Matt Taibbi of the New York Press wrote a scathing review, saying that "On an ideological level, Friedman's new book is the worst, most boring kind of middlebrow horseshit. If its literary peculiarities could somehow be removed from the equation, The World Is Flat would appear as no more than an unusually long pamphlet replete with the kind of plug-filled, free-trader leg-humping that passes for thought in this country", adding: "Things are true because you say they are. The only thing that matters is how sure you sound when you say it. And that's basically what he's doing here. The internet is speeding up business communications, and global labor markets are more fluid than ever. Therefore, the moon is made of cheese. That is the rhetorical gist of The World Is Flat. It's brilliant." Taibbi also takes issue with the title, noting that "The significance of Columbus's discovery was that on a round earth, humanity is more interconnected than on a flat one. On a round earth, the two most distant points are closer together than they are on a flat earth. But Friedman is going to spend the next 470 pages turning the "flat world" into a metaphor for global interconnectedness. Furthermore, he is specifically going to use the word round to describe the old, geographically isolated, unconnected world." He concludes, "473 pages of this, folks... Is there no God?"

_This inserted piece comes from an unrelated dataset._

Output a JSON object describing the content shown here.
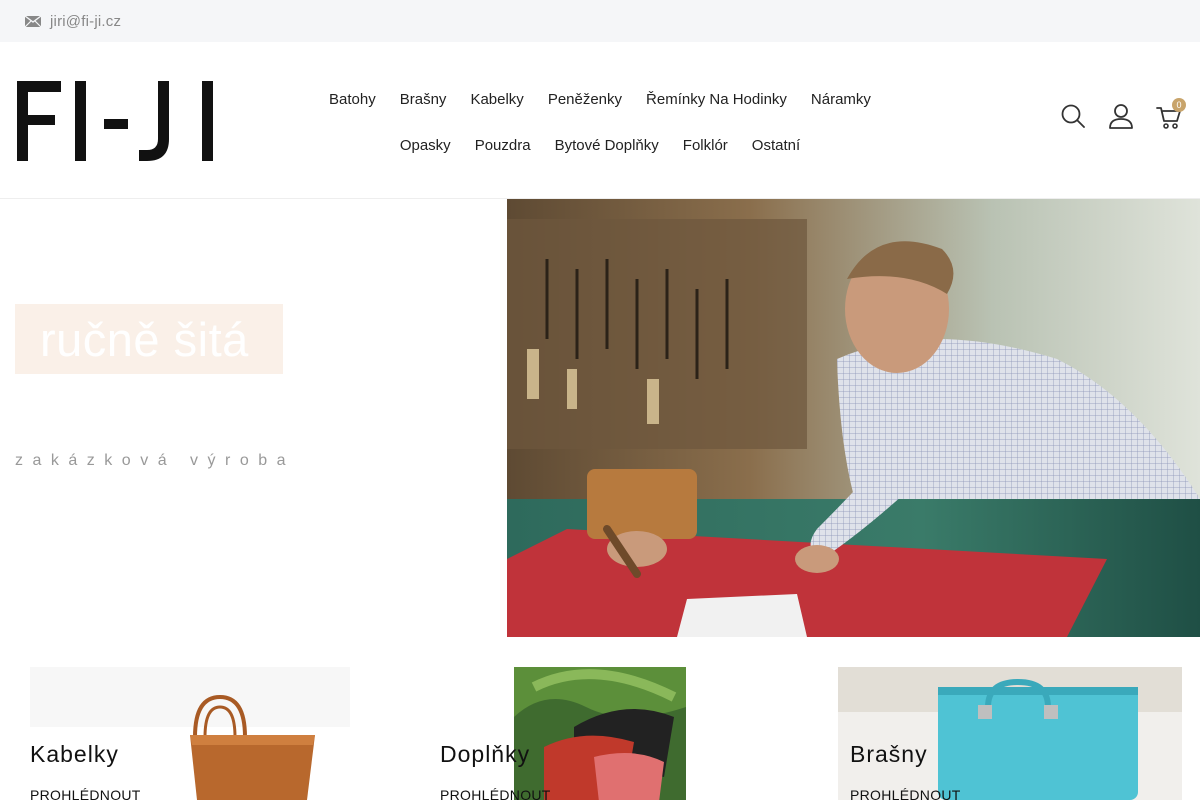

John Gray, formerly a School Professor of European Thought at the London School of Economics and Political Science, wrote a review of Friedman’s book called "The World is Round." In it, Gray confirms Friedman’s assertion that globalization is making the world more interconnected, and in some parts, richer, but disputes the notion that globalization makes the world more peaceful or free. Gray also declares, “least of all does it make it flat”.
- 1st edition, Farrar, Straus and Giroux, 2005, ISBN 0-374-29288-4 – The original jacket illustration, reproducing a painting called "I Told You So" by Ed Miracle, depicting a sailing ship falling off the edge of the world, was changed during the print run due to copyright issues. These issues were settled in March, 2006.
- Audio book, Audio Renaissance, 2005, ISBN 1-59397-668-2
- 2nd edition ("Updated and expanded"), Farrar, Straus and Giroux, 2006, ISBN 0-374-29279-5
- 2nd revised and expanded edition ("Further Updated and Expanded: Release 3.0"), Farrar, Straus and Giroux, 2007, ISBN 0-374-29278-7
- Warren Bass (April 3, 2005). "The Great Leveling". Washington Post. Retrieved 2007-09-06.
- Pankaj Ghemawat (March/April 2007). "Why the World Isn't Flat" Foreignpolicy.com. (Subscription). Accessed 2008-04-03.
- Pankaj Ghemawat (March 2007). Why the world isn't flat. Foreign Policy. Accessed 2012-10-05.
- Peter Begley (2006). "The World Is Flat: A Brief History of the Twenty-First Century". Accessed 2006-11-06.
- Richard Florida (October 2005). "The world is spiky". Atlantic Monthly. Accessed 2009-05-09.
- Taibbi, Matt (2005-04-26). "Flathead: The Peculiar Genius of Thomas L. Friedman". New York Press. Archived from the original on 2008-12-18.
- Gray, John. "The World is Round." Trans. Array The New York Review of Books. 2005. 1-9. Web.
- Justin Fox (October 17, 2005). "A Painter Is Flat-Out Flimflammed". Fortune Magazine. Retrieved 2007-10-21.